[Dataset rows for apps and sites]

((

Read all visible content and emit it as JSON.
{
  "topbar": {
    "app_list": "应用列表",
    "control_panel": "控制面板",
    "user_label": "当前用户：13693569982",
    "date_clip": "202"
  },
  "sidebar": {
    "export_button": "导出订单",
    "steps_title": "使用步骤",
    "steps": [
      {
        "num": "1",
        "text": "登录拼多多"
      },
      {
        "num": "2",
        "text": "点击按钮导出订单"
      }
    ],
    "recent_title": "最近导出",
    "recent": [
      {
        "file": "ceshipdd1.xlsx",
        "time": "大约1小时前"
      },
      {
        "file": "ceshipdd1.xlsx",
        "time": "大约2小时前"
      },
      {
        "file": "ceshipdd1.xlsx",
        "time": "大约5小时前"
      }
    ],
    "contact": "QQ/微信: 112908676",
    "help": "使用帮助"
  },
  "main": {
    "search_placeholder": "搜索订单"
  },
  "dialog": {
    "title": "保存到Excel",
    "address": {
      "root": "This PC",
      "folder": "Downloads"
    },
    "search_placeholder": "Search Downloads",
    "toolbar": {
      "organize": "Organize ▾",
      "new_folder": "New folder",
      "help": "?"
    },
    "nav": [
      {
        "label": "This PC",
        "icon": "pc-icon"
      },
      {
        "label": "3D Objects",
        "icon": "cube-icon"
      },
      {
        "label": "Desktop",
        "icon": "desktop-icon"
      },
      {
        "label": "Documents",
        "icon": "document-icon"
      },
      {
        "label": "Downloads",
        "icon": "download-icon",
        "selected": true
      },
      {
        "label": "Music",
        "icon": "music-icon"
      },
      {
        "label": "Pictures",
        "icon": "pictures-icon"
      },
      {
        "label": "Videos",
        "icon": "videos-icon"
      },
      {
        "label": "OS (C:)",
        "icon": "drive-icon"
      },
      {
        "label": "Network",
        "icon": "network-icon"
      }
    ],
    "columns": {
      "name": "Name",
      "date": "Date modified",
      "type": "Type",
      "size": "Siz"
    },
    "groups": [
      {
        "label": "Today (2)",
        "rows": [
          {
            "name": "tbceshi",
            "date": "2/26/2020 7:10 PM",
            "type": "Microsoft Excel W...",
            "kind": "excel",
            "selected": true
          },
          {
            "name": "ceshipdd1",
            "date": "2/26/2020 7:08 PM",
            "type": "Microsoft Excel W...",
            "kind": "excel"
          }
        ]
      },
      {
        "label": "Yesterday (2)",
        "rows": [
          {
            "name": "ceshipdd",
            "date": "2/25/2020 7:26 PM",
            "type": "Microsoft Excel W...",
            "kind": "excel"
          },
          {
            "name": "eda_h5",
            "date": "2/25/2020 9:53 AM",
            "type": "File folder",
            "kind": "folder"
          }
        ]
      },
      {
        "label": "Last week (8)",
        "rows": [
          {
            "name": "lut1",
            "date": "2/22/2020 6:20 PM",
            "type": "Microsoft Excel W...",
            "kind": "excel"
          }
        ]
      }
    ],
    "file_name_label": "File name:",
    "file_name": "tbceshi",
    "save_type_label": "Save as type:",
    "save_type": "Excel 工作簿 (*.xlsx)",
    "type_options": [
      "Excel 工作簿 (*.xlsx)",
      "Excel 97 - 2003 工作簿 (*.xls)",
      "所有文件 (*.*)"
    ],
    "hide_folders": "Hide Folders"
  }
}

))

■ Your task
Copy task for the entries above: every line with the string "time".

■ Finished exercise
        "time": "大约1小时前"
        "time": "大约2小时前"
        "time": "大约5小时前"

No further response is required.